Its removal could have implications for the pro-independence leaders that were imprisoned for sedition. Although they have since been pardoned, their original judgements still stand, including bans on holding public office. These could now be revised. 

There could be implications too for exiled pro-independence figures, including former president Carles Puigdemont. 

If they were to be tried in Spain, they would not face sedition charges. On the other hand, Socialist MP Patxi López has argued that the extradition process could become easier, as extraditions were prevented in some cases as sedition did not exist as a crime in other European countries. 

Public Disorder 

The other major changes to the penal code are to Chapter III of Title XXI: On public disorder

Article 557 is amended in several aspects. Firstly, public order offences disturbing the peace, which currently apply to "acts of violence or threats" against "people or things" will widen to include two more categories: "acts of violence or intimidation" on "people or things" (as before), "obstructing public roads causing risk to the life or health of people", or "invading facilities or buildings." 

Some groups have complained about this change, including the Sindicat de Llogateres (Tenants' Union), whose spokesperson Jaime Palomera condemned the new text as an "attack against the right to assembly and protest." 

These public order offences will carry a sentence of six months to three years

Secondly, the new text sets a punishment of between three and five years' imprisonment for "aggravated public offences" for those who commit the above acts "with a crowd that has a suitable number, organization and purpose to seriously affect public order." 

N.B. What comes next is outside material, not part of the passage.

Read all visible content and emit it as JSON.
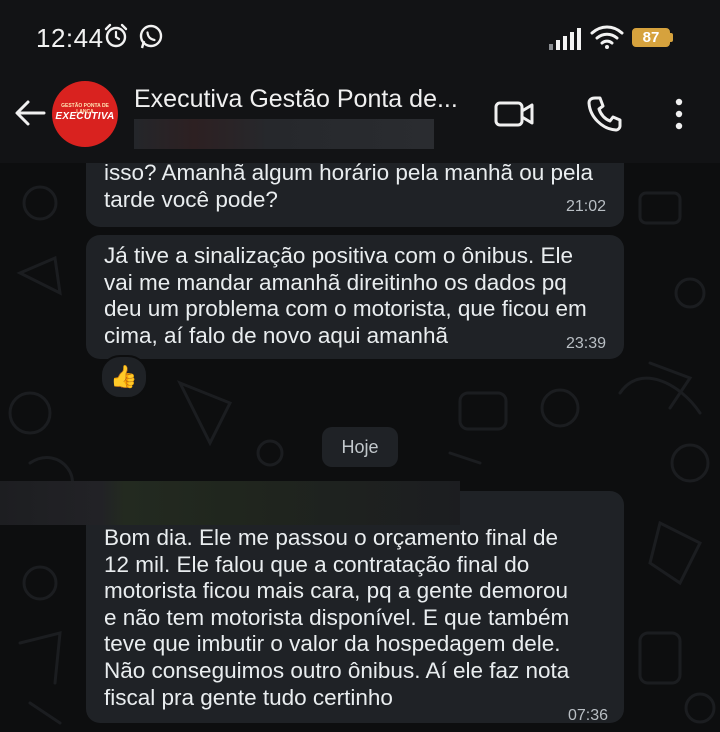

Previously, the maximum sentence for the crime of aggravated public disorder was six years. 

The draft reform also adds that if organizers are considered "authorities", the penalty of disqualification from public office "will be absolute for a period of six to eight years".  

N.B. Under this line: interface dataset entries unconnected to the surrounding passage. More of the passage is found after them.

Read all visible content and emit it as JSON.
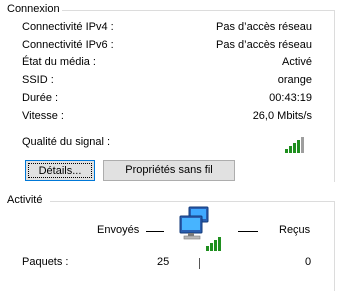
{
  "connection": {
    "title": "Connexion",
    "rows": [
      {
        "label": "Connectivité IPv4 :",
        "value": "Pas d’accès réseau"
      },
      {
        "label": "Connectivité IPv6 :",
        "value": "Pas d’accès réseau"
      },
      {
        "label": "État du média :",
        "value": "Activé"
      },
      {
        "label": "SSID :",
        "value": "orange"
      },
      {
        "label": "Durée :",
        "value": "00:43:19"
      },
      {
        "label": "Vitesse :",
        "value": "26,0 Mbits/s"
      }
    ],
    "signal_label": "Qualité du signal :",
    "signal_icon": "signal-strength-icon",
    "details_button": "Détails...",
    "wireless_props_button": "Propriétés sans fil"
  },
  "activity": {
    "title": "Activité",
    "sent_label": "Envoyés",
    "received_label": "Reçus",
    "packets_label": "Paquets :",
    "packets_sent": "25",
    "packets_received": "0",
    "network_icon": "network-computers-icon"
  },
  "colors": {
    "signal_green": "#1f8f1f",
    "button_face": "#e1e1e1",
    "focus_border": "#0078d7"
  }
}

The replacement of sedition with public disorder offences therefore means lower sentences, but also the new law would require there to be "violence or intimidation," something which wasn't necessary in the sedition convictions handed down to pro-independence leaders – it was enough that there was "mass disobedience", that prevented authorities from carrying out tasks. 

One text, many interpretations

Interpretations of the reforms differ within the independence movement. While governing party Esquerra has welcomed them – with president Pere Aragonès pointing out, for example, that the "Supreme Court did not find referendum leaders guilty of public disorder" – Junts per Catalunya's Jordi Turull says the rewritten laws are "tailor-made" to say the events around the independence referendum of 2017 were a crime. 

Away from the independence camp, even the two parties who have put forward the reform do not seem to agree on how it will be interpreted.  

The leader of the Socialists in Catalonia, Salvador Illa, said: "The events of 2017 are not decriminalized, and we say 'no' to amnesty," while the leader of Unidas Podemos in congress, Jaume Asens said: "There's no crime in the [reformed] penal code that allows the prosecution of [the independence push of] 2017, that's my opinion." 

The opinion that counts, that of Spain's Supreme Court, remains to be seen.